Supermarket frequent shopper cards and other registration and monitoring programs coerce consumers to sell their personal information for lower prices at the cash register. Customers unaware of or unwilling to sign up for these programs often pay more.

Traditional junk mail is a longstanding consequence of the inability of individuals to control the collection, compilation, and sale of their personal information. The average person receives more than ten pieces of junk mail each week, of which nearly half is discarded unopened and unread. Opting out of junk mail often requires writing multiple letters, which is a small expense, but still a significant barrier for most individuals.

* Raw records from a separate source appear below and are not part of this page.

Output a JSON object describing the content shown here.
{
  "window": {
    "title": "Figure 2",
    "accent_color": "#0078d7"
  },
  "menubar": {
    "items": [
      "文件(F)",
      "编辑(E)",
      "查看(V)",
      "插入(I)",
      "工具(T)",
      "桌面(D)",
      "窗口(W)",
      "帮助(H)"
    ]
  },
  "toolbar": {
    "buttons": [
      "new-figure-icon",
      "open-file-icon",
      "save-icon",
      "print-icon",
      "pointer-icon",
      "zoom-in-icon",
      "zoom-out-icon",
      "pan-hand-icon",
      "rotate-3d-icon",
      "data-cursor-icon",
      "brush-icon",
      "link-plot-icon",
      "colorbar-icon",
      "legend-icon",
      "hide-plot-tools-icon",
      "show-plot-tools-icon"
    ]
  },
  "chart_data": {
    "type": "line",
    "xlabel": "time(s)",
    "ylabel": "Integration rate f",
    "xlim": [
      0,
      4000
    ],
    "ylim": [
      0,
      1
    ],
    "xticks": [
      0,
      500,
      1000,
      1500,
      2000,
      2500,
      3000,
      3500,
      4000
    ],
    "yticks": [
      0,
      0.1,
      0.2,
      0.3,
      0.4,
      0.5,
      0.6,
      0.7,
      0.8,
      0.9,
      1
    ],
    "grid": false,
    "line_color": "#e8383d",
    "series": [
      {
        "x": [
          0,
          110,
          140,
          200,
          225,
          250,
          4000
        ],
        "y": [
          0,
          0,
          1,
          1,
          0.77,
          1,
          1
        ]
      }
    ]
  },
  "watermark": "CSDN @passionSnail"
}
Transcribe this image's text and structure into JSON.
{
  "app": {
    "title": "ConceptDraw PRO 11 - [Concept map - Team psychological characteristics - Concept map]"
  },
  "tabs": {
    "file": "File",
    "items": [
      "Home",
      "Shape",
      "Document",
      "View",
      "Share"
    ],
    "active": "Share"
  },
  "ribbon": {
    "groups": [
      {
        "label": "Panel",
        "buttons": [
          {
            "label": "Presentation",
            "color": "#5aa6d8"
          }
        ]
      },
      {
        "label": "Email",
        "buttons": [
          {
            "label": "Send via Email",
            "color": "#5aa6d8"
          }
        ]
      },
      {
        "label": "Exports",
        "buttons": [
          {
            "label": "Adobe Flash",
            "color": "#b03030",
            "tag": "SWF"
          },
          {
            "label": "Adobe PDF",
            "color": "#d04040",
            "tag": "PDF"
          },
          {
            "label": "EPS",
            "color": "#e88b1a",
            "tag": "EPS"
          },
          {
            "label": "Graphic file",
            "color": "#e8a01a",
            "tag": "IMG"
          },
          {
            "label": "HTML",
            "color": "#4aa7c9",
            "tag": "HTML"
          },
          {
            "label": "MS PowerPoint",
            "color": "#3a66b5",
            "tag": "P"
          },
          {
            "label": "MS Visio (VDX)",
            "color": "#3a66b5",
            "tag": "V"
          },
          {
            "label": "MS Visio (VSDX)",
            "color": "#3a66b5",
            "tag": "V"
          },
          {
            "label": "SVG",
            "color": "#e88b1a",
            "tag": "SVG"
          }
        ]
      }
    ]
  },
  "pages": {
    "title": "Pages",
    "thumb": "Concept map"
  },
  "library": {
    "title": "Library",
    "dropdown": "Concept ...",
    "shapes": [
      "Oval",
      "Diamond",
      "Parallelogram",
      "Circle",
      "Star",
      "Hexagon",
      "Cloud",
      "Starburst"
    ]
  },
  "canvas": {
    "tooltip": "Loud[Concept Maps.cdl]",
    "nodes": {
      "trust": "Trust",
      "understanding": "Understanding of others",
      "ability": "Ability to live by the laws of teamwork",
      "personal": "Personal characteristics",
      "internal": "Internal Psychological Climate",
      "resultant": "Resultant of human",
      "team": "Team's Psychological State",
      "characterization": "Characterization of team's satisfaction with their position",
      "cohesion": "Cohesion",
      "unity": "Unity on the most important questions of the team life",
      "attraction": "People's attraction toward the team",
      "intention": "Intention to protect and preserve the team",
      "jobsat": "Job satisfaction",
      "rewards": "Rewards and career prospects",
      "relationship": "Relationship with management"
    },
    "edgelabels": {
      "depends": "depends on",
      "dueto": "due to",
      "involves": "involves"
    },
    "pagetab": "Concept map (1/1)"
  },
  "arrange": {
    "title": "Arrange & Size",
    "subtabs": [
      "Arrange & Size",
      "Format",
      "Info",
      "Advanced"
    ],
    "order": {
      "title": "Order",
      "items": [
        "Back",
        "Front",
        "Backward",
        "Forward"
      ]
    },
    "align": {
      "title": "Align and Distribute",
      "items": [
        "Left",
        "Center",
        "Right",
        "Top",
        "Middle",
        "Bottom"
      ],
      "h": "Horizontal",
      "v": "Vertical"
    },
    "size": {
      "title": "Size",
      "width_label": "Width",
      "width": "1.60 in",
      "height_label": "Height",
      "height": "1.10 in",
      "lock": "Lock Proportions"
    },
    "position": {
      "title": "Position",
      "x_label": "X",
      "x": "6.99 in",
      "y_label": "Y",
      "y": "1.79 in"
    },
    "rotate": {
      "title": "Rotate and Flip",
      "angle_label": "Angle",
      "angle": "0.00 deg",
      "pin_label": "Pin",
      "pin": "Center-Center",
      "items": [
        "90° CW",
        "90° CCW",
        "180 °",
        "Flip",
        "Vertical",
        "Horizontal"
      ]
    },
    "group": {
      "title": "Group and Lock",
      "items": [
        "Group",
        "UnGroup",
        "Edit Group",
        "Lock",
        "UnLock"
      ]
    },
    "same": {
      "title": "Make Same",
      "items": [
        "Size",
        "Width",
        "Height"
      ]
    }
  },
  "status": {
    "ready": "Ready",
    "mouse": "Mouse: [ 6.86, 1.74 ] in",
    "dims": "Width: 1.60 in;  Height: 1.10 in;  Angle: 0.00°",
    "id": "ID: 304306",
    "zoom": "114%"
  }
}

About 80% of Americans strongly object to receiving unsolicited sales calls and, to prevent or deter these telemarketing calls, many households buy services such as Caller ID, call waiting, answering machines or voice mail, and unlisted or unpublished numbers. Some estimate that 25% of households pay an average of $1.50/ month to be unlisted. The total price that telephone subscribers pay for privacy-protecting services is more than $400 million/year.

Identity theft is a growing threat that creates financial and other hardships for hundreds of thousands of individuals each year. Identity theft results in part from the ready availability of personal information and the lack of protections that would give individuals more control over that information. It can take years of hard work and hundreds or thousands of dollars in out-of-pocket expense before all vestiges of identify theft are removed from a victim's record. In the

interim, a victim of identity theft may be unable to obtain a job, purchase a car, or qualify for a mortgage. Government agencies advise individuals seeking protection against identity theft to purchase copies of credit reports annually or to subscribe to credit watch services.

Annual costs for a family can easily exceed one hundred dollars annually while estimates of losses for financial institutions appear to be in the hundreds of millions. Identity theft undermines consumer confidence, deters the growth of electronic commerce, and increases costs that may be passed on to consumers.

Unwanted commercial electronic mail, often called spam, imposes costs on Internet users who cannot control the collection and sale of their email addresses. Users spend hours each year downloading and deleting spam.

Spam also raises costs for Internet providers, delays service to users, and undermines the vitality of the Internet as a means of open communications. Estimates are that worldwide costs of spam range from $8-10 billion.

Broader effects of the lack of privacy cannot be measured in dollars. The effects on individuals and institutions due to the evolving "dossier society" are significant and often unwelcome. Non-economic interests protected by privacy policy and laws include avoiding solicitations, the exercise of First Amendment rights, and protection of children.

The complete report can be found at these web sites: